I loved them before I ever knew them.

Women who give birth to babies who look a little like them and a little like the father say that about the children they carry.  That they loved the child even before the child was born. That when the babies were placed on their chests after birth and they gazed into the baby’s eyes for the first time, they recognized the children as theirs.  I’ve been told this by more than one mother.

Even though they looked nothing like me, I recognized mine, too.  I looked at their faces in photographs sent from an adoption agency half a world away, and in that moment, everything, EVERYTHING finally made sense.  And I became a mother. Their mother.

Even after all these years, I still don’t know where I end and they begin.  When they are happy, I am happy.  When they hurt, I hurt more. They are my first thoughts every morning and my last bedtime prayer.  They do not yet understand this kind of love.  Someday they may, and it will probably humble and frighten them in the same ways that it has me. You think you know, but nothing prepares you for this kind of love.  It kind of drops you to your knees.

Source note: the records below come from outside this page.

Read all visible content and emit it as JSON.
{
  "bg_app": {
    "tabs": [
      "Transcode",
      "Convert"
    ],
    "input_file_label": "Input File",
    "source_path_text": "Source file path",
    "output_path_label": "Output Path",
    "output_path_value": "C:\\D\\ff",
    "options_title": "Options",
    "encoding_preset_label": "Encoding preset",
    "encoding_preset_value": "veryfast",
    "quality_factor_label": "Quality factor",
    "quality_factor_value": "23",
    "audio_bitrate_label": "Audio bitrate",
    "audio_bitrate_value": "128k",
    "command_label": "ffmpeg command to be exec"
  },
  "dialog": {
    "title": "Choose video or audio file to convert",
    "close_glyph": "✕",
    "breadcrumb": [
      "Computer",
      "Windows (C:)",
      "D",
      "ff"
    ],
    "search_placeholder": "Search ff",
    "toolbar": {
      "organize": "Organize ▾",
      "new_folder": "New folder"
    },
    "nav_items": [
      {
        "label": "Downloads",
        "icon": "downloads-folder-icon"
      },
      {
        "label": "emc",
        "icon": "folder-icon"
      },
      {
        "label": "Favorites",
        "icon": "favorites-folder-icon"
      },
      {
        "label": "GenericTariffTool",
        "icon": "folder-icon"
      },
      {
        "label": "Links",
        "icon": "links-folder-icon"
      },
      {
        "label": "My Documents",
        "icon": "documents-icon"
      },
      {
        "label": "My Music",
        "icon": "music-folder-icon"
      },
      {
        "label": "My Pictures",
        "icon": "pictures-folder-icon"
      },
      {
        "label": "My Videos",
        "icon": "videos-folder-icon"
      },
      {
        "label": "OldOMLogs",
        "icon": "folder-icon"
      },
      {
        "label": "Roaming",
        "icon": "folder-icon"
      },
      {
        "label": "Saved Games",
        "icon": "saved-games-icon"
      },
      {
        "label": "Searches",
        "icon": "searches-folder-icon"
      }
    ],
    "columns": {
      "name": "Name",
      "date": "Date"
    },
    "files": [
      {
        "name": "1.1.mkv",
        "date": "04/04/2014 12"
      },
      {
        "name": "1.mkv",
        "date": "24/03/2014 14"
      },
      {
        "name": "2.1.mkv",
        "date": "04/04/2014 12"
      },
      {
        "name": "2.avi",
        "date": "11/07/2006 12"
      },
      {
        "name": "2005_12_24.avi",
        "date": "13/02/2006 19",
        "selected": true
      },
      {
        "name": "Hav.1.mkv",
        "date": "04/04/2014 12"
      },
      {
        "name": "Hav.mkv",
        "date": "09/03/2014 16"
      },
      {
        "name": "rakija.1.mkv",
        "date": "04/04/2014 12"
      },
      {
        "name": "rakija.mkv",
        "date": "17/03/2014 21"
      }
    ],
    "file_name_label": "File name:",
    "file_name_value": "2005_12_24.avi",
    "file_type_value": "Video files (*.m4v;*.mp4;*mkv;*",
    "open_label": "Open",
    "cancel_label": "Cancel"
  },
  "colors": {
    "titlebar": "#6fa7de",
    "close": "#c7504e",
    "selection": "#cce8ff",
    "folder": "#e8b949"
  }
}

Over and over. It drops you.

Mother’s Day is the day set aside to honor our mothers.  We visit or send flowers or make a phone call to wish our own mother a happy day.  It’s kind of commercial and pretty much expected in May.  Today, I am thinking about all of my friends who are missing their mothers. Women who tell me I am fortunate that I can still visit mine.  It’s true.

I am thinking about the women who yearn for that humbling, frightening, kind of love for a child, too.  Because I was one of those for a really long time before I became a mother through the miracle of adoption. I think of the two special mothers I never met who I share the day with. Women who trusted that the universe would be kind to the babies they brought into the world. A son. A daughter. Double blessings.

The ones we share who call me Mom.

Happy Mother’s Day.